**AIM OF THE EXERCISE:** Check every line below, and copy those that include "desc".

**** EXERCISE DATA

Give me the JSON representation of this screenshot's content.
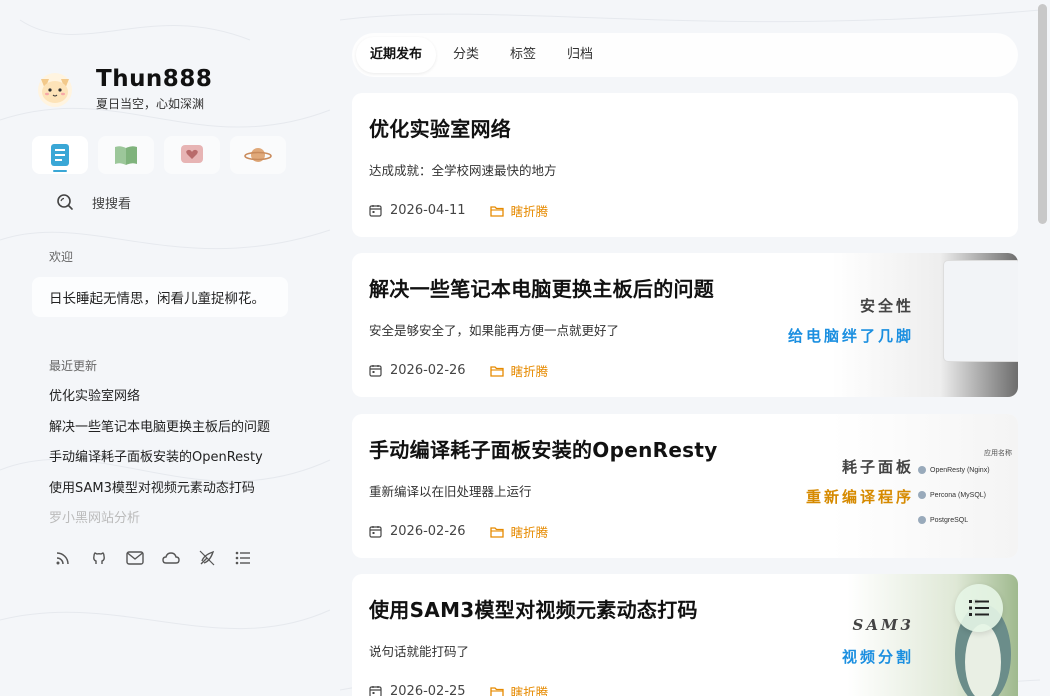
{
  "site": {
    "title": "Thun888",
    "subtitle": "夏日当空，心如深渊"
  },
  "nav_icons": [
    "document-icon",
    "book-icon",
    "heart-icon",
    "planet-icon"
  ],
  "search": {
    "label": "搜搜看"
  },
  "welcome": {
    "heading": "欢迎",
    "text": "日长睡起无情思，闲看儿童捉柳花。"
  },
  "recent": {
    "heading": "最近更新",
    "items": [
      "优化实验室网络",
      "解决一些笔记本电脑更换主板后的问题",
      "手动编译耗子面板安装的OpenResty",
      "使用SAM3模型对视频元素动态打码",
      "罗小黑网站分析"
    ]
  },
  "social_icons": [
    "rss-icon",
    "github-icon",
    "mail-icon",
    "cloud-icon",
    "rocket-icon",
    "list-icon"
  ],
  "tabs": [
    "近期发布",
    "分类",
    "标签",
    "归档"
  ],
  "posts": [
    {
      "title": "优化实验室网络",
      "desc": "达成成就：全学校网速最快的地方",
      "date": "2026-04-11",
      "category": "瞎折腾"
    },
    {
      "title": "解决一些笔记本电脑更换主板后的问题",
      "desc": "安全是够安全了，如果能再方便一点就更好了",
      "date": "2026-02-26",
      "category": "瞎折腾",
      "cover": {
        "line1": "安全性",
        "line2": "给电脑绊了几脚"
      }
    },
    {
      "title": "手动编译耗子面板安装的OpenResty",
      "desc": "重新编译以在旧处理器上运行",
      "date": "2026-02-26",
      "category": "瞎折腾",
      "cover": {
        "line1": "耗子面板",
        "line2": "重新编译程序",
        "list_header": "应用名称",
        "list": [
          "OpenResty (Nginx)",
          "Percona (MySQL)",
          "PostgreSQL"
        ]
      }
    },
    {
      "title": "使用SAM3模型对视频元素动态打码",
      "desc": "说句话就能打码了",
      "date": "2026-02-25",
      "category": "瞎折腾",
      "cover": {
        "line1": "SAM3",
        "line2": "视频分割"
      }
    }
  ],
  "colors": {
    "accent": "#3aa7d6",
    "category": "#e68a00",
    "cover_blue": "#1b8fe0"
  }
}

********

**SOLUTION TO THIS EXERCISE:**
      "desc": "达成成就：全学校网速最快的地方",
      "desc": "安全是够安全了，如果能再方便一点就更好了",
      "desc": "重新编译以在旧处理器上运行",
      "desc": "说句话就能打码了",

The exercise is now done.